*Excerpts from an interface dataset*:
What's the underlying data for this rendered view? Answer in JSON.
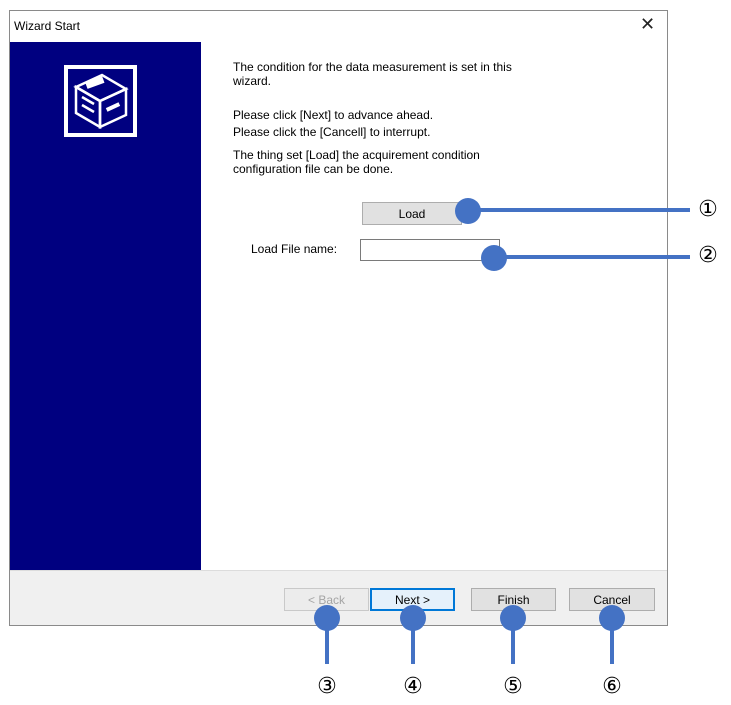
{
  "window": {
    "title": "Wizard Start",
    "close_glyph": "✕"
  },
  "sidebar": {
    "logo_icon": "wizard-disk-drive-icon",
    "background_color": "#000080"
  },
  "content": {
    "paragraph1_line1": "The condition for the data measurement is set in this",
    "paragraph1_line2": "wizard.",
    "paragraph2": "Please click [Next] to advance ahead.",
    "paragraph3": "Please click the [Cancell] to interrupt.",
    "paragraph4_line1": "The thing set [Load] the acquirement condition",
    "paragraph4_line2": "configuration file can be done.",
    "load_button": "Load",
    "load_file_label": "Load File name:",
    "load_file_value": ""
  },
  "footer": {
    "back_button": "< Back",
    "next_button": "Next >",
    "finish_button": "Finish",
    "cancel_button": "Cancel"
  },
  "callouts": {
    "color": "#4472c4",
    "load": "①",
    "file_name": "②",
    "back": "③",
    "next": "④",
    "finish": "⑤",
    "cancel": "⑥"
  }
}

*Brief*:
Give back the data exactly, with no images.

*Task output*:
What's the underlying data for this rendered view? Answer in JSON.
{
  "window": {
    "title": "Wizard Start",
    "close_glyph": "✕"
  },
  "sidebar": {
    "logo_icon": "wizard-disk-drive-icon",
    "background_color": "#000080"
  },
  "content": {
    "paragraph1_line1": "The condition for the data measurement is set in this",
    "paragraph1_line2": "wizard.",
    "paragraph2": "Please click [Next] to advance ahead.",
    "paragraph3": "Please click the [Cancell] to interrupt.",
    "paragraph4_line1": "The thing set [Load] the acquirement condition",
    "paragraph4_line2": "configuration file can be done.",
    "load_button": "Load",
    "load_file_label": "Load File name:",
    "load_file_value": ""
  },
  "footer": {
    "back_button": "< Back",
    "next_button": "Next >",
    "finish_button": "Finish",
    "cancel_button": "Cancel"
  },
  "callouts": {
    "color": "#4472c4",
    "load": "①",
    "file_name": "②",
    "back": "③",
    "next": "④",
    "finish": "⑤",
    "cancel": "⑥"
  }
}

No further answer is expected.